Work order -
In the records below, find the lines that include "Showup" and copy each.

Data for analysis -
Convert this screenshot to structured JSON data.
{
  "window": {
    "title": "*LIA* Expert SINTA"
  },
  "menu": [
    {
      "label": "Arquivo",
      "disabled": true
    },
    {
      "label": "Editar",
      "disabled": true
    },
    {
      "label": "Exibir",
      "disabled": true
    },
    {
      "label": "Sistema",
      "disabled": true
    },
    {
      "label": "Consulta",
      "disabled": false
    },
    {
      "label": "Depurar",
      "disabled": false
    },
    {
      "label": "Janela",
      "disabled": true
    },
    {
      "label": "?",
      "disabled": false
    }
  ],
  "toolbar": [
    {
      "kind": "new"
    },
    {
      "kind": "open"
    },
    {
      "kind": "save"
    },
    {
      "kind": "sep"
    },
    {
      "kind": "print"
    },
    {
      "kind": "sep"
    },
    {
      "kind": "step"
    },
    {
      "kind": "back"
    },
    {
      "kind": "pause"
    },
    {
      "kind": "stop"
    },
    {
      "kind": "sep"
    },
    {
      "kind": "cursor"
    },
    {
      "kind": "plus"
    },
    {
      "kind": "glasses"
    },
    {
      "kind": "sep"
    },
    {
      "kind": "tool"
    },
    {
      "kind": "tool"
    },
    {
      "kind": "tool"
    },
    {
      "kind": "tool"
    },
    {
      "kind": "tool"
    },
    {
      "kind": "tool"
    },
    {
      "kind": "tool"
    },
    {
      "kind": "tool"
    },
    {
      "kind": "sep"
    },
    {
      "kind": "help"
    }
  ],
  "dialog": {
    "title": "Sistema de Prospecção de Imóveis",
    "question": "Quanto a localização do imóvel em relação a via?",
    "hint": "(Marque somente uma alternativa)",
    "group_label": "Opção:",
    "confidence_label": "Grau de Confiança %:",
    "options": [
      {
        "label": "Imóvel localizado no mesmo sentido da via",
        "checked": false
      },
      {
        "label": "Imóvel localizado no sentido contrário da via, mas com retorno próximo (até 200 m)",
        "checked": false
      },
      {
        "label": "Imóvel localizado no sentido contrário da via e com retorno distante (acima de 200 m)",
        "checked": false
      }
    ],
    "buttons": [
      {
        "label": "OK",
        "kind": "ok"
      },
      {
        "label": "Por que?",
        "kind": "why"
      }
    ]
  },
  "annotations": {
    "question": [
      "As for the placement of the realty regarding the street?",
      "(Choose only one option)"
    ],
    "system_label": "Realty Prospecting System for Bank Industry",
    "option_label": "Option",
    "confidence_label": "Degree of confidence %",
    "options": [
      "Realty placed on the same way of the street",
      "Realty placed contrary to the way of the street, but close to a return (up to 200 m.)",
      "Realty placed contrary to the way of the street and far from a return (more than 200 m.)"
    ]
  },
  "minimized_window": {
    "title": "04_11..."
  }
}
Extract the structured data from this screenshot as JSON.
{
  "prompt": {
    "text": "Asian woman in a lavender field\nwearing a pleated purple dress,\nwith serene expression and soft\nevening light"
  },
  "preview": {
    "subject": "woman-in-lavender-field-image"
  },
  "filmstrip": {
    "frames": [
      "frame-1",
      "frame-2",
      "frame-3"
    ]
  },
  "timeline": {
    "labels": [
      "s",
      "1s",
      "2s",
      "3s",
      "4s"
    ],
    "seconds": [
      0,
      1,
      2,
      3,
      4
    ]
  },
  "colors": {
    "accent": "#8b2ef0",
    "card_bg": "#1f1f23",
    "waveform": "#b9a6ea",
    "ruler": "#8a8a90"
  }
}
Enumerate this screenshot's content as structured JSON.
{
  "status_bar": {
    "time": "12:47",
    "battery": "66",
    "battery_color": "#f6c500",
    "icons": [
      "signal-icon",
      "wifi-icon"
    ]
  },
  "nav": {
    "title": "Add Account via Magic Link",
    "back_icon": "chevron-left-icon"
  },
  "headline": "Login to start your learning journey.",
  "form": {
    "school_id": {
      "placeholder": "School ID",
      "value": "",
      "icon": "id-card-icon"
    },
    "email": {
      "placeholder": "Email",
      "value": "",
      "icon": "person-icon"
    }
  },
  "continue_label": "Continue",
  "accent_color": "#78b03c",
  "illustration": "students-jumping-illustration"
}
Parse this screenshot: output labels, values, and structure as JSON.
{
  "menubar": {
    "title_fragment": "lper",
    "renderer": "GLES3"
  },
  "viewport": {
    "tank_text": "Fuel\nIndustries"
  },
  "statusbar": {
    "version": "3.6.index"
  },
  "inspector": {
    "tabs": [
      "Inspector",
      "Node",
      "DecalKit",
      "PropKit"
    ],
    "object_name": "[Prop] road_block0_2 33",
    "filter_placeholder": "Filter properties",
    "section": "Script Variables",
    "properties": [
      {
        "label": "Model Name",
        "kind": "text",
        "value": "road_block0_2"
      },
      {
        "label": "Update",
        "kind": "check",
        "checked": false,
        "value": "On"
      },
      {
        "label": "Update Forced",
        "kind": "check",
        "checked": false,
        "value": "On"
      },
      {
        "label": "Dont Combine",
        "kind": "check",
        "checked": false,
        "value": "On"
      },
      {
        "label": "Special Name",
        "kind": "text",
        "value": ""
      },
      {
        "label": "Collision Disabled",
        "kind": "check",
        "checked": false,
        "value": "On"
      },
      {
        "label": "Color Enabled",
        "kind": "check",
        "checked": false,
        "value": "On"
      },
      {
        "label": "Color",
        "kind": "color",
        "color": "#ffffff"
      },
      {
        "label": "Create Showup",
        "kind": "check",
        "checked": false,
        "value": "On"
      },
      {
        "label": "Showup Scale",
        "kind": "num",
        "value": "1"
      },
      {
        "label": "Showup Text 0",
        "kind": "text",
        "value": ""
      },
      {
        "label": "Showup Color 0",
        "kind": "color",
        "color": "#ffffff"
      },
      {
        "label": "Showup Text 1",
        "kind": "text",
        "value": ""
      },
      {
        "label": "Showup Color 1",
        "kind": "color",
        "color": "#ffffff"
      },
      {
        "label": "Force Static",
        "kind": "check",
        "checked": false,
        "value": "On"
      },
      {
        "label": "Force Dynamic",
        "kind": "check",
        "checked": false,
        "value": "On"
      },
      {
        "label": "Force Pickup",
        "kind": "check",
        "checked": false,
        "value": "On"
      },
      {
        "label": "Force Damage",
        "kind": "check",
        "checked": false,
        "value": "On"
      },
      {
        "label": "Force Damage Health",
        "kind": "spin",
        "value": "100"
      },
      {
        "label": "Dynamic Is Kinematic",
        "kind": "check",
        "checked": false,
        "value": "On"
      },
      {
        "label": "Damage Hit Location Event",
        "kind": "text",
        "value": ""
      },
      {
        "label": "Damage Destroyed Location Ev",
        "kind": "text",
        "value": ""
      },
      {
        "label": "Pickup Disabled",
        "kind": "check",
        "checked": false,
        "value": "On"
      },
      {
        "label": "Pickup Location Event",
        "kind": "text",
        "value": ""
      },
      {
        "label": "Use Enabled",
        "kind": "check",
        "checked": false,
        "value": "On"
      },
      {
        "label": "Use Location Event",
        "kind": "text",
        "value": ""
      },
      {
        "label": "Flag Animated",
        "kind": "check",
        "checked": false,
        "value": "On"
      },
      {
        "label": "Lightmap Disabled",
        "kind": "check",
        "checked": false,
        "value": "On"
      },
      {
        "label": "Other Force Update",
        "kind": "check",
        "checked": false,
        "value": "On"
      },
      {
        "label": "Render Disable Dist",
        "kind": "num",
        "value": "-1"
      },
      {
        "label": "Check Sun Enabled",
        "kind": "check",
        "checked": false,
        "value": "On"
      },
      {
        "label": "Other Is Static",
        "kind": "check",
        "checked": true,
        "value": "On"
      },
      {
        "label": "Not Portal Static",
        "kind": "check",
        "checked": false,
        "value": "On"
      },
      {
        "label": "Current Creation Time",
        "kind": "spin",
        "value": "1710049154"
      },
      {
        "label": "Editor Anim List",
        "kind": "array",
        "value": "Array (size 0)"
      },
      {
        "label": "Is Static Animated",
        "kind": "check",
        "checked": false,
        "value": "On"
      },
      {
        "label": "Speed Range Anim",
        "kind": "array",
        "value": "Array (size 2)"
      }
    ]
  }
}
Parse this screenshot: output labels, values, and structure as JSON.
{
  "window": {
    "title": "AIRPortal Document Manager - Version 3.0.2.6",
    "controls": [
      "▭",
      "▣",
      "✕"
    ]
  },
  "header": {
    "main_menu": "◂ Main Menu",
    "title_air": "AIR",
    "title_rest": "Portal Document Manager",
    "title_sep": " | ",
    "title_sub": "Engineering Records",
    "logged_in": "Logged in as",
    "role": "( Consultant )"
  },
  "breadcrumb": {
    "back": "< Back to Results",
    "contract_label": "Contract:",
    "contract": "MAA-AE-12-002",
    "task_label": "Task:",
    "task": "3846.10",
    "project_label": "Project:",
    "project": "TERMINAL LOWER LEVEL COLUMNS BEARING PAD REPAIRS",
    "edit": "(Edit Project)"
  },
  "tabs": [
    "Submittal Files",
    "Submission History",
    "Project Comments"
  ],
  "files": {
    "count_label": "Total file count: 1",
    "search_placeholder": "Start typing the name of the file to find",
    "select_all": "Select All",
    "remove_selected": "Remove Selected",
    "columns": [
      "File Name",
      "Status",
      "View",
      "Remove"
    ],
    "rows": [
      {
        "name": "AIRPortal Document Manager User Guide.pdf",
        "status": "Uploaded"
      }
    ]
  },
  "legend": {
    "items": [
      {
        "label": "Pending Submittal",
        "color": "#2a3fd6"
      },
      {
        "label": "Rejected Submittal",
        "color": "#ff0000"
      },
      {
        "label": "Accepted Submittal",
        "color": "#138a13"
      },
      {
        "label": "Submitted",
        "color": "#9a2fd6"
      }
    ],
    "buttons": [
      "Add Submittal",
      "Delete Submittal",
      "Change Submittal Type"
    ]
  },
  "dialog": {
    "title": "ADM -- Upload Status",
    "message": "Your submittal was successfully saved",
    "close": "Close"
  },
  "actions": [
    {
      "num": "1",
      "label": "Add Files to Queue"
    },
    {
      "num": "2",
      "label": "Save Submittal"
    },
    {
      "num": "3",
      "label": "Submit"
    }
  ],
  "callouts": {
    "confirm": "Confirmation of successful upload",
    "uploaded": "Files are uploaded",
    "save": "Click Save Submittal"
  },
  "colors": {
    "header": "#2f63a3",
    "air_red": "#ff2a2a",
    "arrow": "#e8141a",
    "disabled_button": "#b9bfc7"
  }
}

Answer to this task -
        "label": "Create Showup",
        "label": "Showup Scale",
        "label": "Showup Text 0",
        "label": "Showup Color 0",
        "label": "Showup Text 1",
        "label": "Showup Color 1",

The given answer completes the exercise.